▶ The task
Draw out every line with the word "people" from the listing below.

▶ Exercise data
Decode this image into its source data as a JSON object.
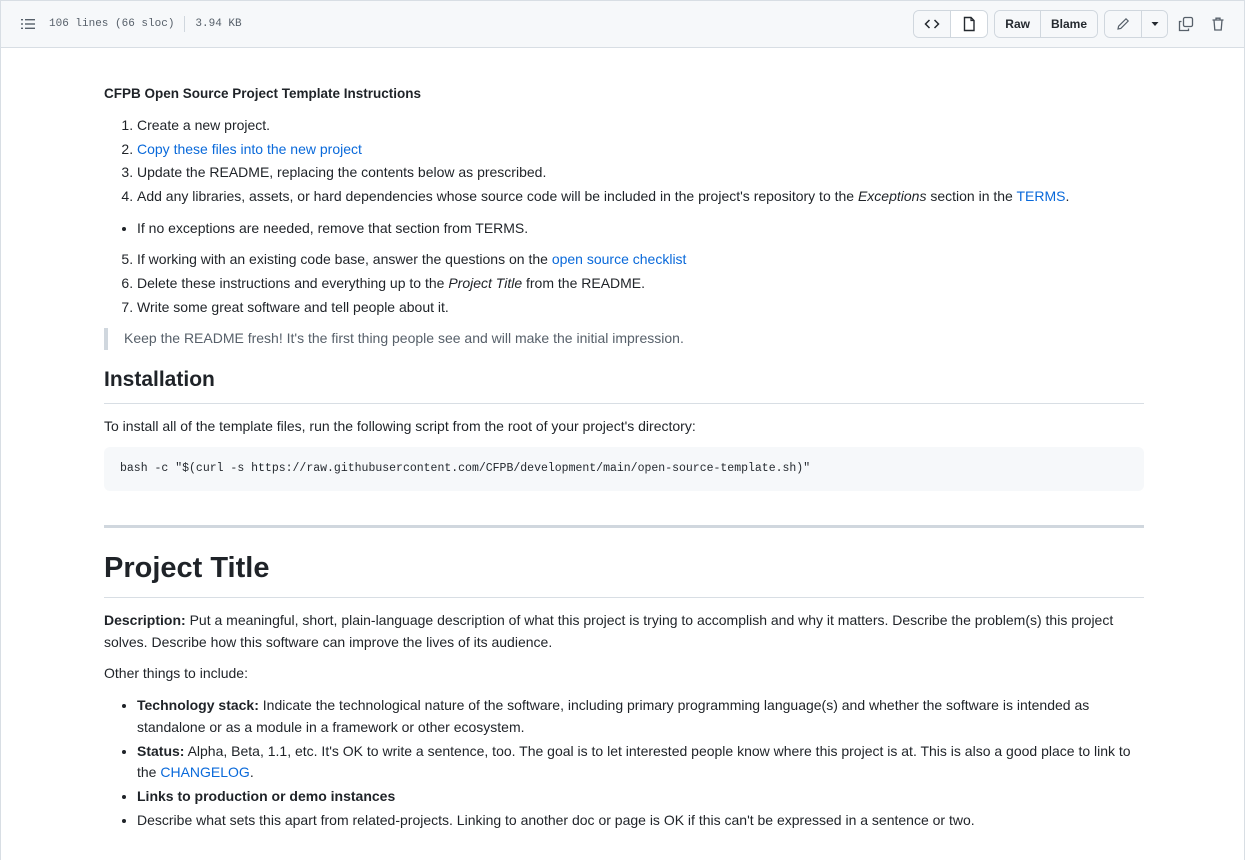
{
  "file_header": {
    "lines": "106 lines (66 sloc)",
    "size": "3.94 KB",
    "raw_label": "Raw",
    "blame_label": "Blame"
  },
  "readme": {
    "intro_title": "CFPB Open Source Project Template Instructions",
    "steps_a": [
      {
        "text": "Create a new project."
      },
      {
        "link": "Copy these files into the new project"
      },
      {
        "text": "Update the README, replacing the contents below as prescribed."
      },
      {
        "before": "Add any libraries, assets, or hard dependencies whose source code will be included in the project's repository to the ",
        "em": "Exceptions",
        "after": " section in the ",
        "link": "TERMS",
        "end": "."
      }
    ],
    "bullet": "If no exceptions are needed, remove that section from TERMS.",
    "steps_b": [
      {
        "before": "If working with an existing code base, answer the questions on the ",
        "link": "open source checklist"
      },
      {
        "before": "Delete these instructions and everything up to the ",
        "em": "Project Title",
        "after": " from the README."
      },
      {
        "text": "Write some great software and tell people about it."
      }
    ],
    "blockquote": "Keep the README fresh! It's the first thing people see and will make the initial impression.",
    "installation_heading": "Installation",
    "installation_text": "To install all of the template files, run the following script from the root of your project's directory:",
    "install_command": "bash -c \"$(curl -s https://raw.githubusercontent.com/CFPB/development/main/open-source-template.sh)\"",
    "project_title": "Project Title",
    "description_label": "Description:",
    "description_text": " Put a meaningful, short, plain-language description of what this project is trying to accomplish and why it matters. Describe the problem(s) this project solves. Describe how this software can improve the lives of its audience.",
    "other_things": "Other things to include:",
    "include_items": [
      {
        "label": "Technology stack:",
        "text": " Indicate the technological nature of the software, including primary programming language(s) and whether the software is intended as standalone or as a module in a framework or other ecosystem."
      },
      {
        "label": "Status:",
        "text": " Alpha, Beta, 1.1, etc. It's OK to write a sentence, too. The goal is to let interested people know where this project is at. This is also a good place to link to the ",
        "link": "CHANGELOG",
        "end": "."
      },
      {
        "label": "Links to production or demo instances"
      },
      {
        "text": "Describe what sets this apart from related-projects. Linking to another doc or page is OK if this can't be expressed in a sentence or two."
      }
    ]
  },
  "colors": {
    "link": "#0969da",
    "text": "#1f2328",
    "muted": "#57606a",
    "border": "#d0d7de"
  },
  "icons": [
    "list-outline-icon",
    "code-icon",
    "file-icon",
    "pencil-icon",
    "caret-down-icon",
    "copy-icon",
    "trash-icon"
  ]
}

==

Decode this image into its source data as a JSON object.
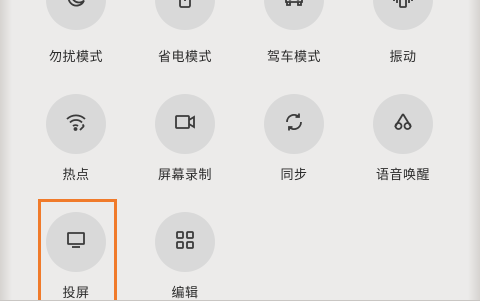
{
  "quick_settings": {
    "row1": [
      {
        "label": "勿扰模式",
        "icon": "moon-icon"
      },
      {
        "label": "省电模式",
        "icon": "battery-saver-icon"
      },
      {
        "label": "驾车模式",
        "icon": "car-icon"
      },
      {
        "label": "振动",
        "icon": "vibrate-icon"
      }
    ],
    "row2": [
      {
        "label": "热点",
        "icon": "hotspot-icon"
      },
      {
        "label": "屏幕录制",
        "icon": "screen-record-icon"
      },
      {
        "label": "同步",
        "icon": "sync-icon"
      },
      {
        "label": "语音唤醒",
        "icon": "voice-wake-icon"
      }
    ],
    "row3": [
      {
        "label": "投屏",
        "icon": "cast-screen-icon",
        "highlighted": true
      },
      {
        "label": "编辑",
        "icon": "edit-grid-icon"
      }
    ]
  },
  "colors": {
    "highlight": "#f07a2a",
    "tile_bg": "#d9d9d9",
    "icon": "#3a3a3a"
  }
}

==

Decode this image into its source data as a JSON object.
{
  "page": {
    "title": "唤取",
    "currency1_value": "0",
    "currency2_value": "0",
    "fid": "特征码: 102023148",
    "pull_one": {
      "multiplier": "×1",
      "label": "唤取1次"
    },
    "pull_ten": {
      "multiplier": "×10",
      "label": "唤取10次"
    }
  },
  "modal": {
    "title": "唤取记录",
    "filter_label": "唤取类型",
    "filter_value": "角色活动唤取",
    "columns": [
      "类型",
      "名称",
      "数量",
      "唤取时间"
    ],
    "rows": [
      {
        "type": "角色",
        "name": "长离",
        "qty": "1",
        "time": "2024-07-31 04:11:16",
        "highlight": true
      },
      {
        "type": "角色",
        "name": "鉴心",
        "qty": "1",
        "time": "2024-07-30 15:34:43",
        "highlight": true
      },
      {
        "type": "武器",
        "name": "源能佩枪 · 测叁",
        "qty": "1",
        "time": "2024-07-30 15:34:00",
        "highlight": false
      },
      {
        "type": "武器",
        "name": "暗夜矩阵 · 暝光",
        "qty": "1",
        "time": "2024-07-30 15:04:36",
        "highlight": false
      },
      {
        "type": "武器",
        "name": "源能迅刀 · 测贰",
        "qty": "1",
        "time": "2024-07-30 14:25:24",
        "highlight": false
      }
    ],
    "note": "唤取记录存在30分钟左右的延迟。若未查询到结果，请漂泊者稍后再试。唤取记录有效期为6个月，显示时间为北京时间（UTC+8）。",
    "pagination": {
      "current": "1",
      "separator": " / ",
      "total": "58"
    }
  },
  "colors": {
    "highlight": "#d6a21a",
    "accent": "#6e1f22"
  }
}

▶ Output of the task
        "text": "Write some great software and tell people about it."
    "blockquote": "Keep the README fresh! It's the first thing people see and will make the initial impression.",
        "text": " Alpha, Beta, 1.1, etc. It's OK to write a sentence, too. The goal is to let interested people know where this project is at. This is also a good place to link to the ",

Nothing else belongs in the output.